Your viral vector will arrive frozen, in 200ul Eppendorf tubes containing 10µl of concentrated viral vector (unless you specify in advance another size aliquot).
Keep the viral vector at -80C at all times, and consider the following for each type of viral vector:
- Lentivirus-based vectors: very sensitive to freeze/thaw cycles, i.e. a significant drop in titer is expected after each cycle of freezing/thawing
- Retrovirus-based vectors: very sensitive to freeze/thaw cycles
- Adenovirus (AD5)-based vectors: somewhat sensitive to freeze/thaw cycles (i.e. small drop of titers following freezing/thawing cycles.)
- Adeno-associated virus/Self complementary adeno-associated virus vectors: can be thawed and refrozen multiple times without significant loss of titer.
We will provide you with a titer for your viral vector that is in TU (transducing units). This is the number of virions able to effectively cause expression of the viral transgene in a cell (from the particular cell line used for titration), following exposure of a near-confluent layer of these cells to a vector solution. Please keep in mind the units used for viral vector titers between different vector-producing labs are not always identical, and that the titer for a same sample can vary over several orders of magnitude depending on the titer unit used. The titer of your viral vector has been determined from a thawed sample of your vector and thus, should represent the titer to expect at the first thawing of your aliquots. When injecting your viral vector into an animal or exposing cells in culture, remember that most vectors are heat-labile: thaw the aliquots rapidly and then keep on ice until the last minute. If possible, use cold solutions and containers to dilute the samples.
Lentivirus and retrovirus-based vectors are sensitive to organic solvents like ethanol, to detergents, and should be diluted in isosmotic solutions.
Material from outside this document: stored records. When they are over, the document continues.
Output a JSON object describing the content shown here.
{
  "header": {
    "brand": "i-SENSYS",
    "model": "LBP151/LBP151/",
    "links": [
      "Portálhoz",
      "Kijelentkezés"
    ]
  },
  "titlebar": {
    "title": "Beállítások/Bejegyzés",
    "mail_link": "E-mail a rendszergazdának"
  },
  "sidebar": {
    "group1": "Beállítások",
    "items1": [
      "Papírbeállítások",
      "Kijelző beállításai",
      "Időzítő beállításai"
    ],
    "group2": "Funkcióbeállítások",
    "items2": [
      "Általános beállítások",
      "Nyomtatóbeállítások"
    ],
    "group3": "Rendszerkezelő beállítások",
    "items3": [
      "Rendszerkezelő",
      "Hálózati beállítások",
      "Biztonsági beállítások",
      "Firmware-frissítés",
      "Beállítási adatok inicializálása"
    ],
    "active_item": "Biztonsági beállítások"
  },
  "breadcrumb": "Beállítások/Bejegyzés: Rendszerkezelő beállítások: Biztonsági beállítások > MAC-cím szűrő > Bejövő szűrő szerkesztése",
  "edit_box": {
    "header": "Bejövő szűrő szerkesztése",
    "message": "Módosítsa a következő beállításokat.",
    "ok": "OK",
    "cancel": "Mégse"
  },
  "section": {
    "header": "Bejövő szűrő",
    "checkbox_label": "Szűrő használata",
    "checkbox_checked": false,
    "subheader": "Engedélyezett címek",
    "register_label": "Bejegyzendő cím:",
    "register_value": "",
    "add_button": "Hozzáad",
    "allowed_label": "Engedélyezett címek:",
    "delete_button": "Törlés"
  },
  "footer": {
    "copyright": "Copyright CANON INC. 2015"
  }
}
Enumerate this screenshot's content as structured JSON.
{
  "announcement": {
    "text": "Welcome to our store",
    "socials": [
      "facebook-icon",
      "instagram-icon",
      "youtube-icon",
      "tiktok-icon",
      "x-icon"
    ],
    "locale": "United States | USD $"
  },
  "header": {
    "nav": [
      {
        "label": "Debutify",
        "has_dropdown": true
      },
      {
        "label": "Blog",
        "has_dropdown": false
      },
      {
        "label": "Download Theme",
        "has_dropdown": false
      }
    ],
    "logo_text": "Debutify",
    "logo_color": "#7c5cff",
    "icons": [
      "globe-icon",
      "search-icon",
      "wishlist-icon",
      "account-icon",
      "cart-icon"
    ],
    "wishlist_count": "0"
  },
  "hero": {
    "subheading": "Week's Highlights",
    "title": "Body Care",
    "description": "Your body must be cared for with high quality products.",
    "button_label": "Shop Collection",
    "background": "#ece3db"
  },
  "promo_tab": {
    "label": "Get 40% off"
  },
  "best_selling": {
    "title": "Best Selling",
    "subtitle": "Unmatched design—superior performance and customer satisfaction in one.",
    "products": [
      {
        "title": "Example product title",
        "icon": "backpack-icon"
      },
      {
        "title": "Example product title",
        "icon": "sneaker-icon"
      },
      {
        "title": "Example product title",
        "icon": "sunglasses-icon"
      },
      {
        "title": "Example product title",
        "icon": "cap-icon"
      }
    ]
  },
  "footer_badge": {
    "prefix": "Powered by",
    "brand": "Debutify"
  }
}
Ad5 and AAV vectors are resistant to ethanol and to low concentrations of Triton X-100 and other detergents, and remains integral in a wide range of osmolarities.
Always wear gloves, and decontaminate and dispose of waste appropriately (we recommend regular 5% bleach for decontamination and disposal).